══ Material for the task ══
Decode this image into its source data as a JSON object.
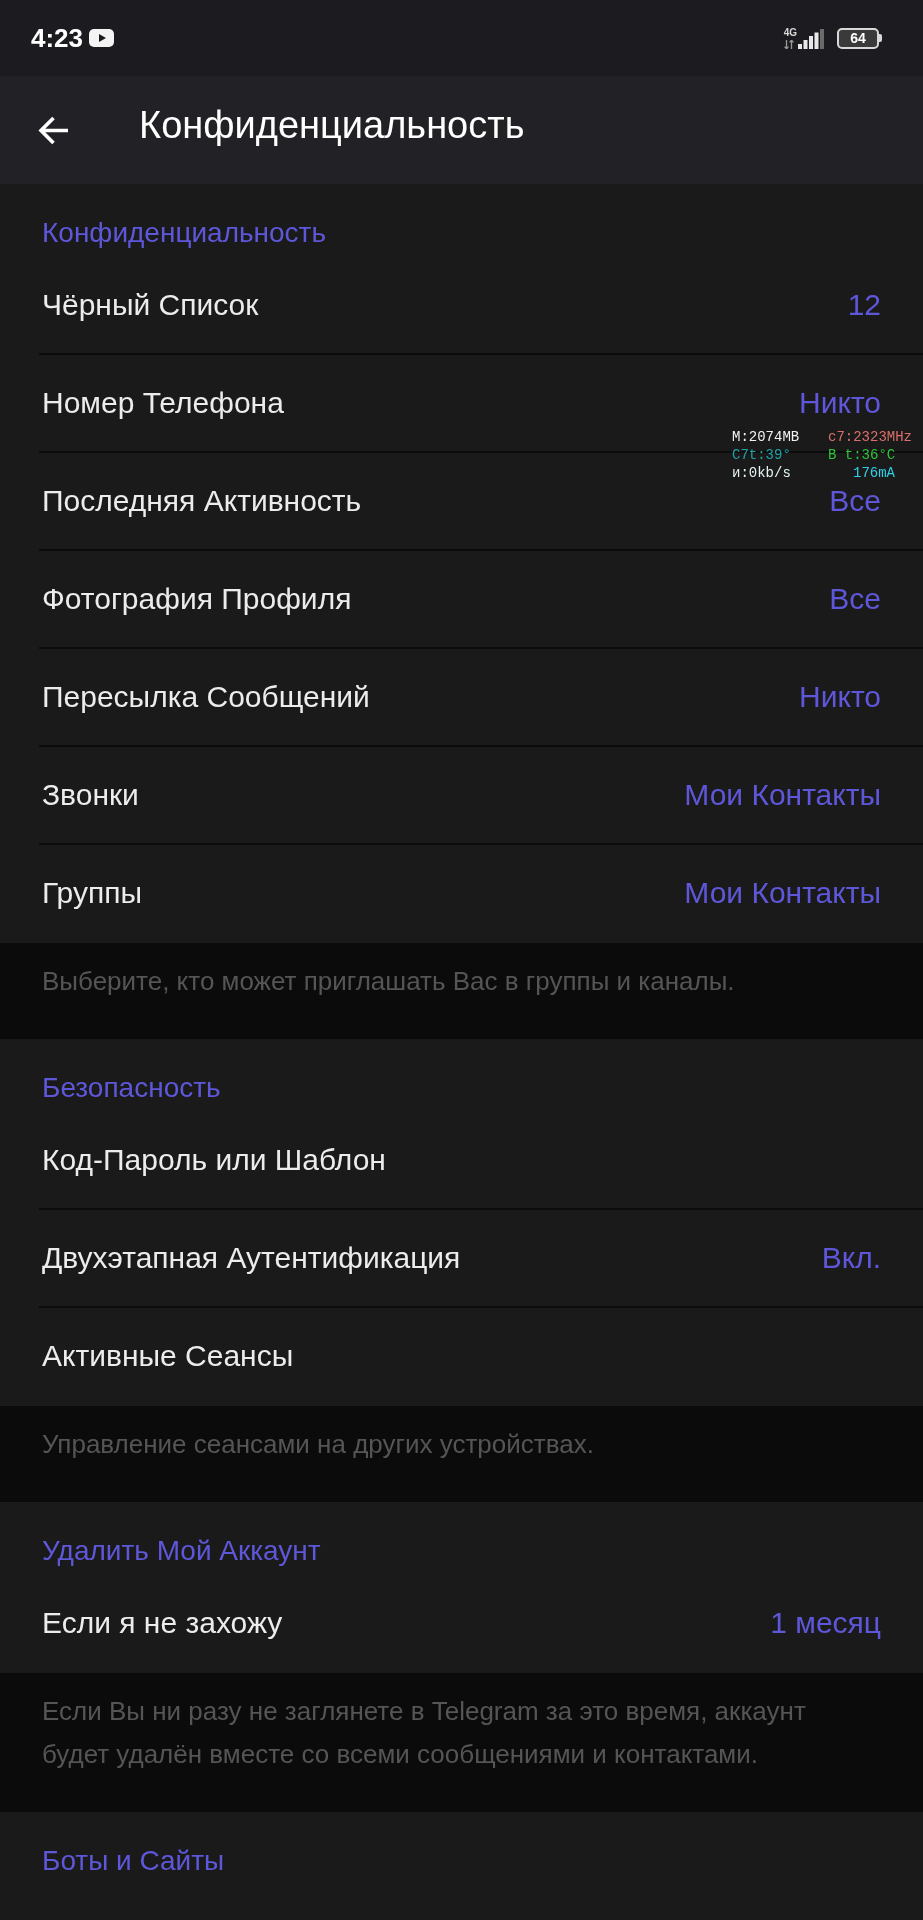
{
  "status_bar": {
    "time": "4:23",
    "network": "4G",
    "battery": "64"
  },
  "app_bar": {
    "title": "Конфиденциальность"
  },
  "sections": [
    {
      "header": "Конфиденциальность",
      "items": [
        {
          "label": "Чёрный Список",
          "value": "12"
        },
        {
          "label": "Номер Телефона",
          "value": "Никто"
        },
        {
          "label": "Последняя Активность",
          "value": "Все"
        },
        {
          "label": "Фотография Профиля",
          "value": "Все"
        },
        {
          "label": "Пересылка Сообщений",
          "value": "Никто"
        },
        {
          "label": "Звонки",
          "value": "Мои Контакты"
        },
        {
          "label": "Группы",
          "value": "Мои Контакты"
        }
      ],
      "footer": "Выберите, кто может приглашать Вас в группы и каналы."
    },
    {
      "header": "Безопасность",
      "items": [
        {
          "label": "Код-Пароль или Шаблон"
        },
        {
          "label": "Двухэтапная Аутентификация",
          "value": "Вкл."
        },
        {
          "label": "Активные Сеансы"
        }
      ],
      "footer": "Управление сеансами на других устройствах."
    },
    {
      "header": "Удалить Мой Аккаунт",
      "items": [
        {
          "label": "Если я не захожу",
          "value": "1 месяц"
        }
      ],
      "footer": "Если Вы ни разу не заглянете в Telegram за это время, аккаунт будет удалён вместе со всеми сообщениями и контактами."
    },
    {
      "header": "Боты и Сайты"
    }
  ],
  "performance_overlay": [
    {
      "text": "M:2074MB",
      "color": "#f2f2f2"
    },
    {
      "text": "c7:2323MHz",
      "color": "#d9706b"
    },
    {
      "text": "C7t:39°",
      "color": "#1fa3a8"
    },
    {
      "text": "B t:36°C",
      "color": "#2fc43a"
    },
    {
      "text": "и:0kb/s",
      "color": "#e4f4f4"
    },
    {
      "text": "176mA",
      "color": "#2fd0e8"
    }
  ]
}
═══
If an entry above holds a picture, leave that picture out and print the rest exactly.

Decode this image into its source data as a JSON object.
{
  "status_bar": {
    "time": "4:23",
    "network": "4G",
    "battery": "64"
  },
  "app_bar": {
    "title": "Конфиденциальность"
  },
  "sections": [
    {
      "header": "Конфиденциальность",
      "items": [
        {
          "label": "Чёрный Список",
          "value": "12"
        },
        {
          "label": "Номер Телефона",
          "value": "Никто"
        },
        {
          "label": "Последняя Активность",
          "value": "Все"
        },
        {
          "label": "Фотография Профиля",
          "value": "Все"
        },
        {
          "label": "Пересылка Сообщений",
          "value": "Никто"
        },
        {
          "label": "Звонки",
          "value": "Мои Контакты"
        },
        {
          "label": "Группы",
          "value": "Мои Контакты"
        }
      ],
      "footer": "Выберите, кто может приглашать Вас в группы и каналы."
    },
    {
      "header": "Безопасность",
      "items": [
        {
          "label": "Код-Пароль или Шаблон"
        },
        {
          "label": "Двухэтапная Аутентификация",
          "value": "Вкл."
        },
        {
          "label": "Активные Сеансы"
        }
      ],
      "footer": "Управление сеансами на других устройствах."
    },
    {
      "header": "Удалить Мой Аккаунт",
      "items": [
        {
          "label": "Если я не захожу",
          "value": "1 месяц"
        }
      ],
      "footer": "Если Вы ни разу не заглянете в Telegram за это время, аккаунт будет удалён вместе со всеми сообщениями и контактами."
    },
    {
      "header": "Боты и Сайты"
    }
  ],
  "performance_overlay": [
    {
      "text": "M:2074MB",
      "color": "#f2f2f2"
    },
    {
      "text": "c7:2323MHz",
      "color": "#d9706b"
    },
    {
      "text": "C7t:39°",
      "color": "#1fa3a8"
    },
    {
      "text": "B t:36°C",
      "color": "#2fc43a"
    },
    {
      "text": "и:0kb/s",
      "color": "#e4f4f4"
    },
    {
      "text": "176mA",
      "color": "#2fd0e8"
    }
  ]
}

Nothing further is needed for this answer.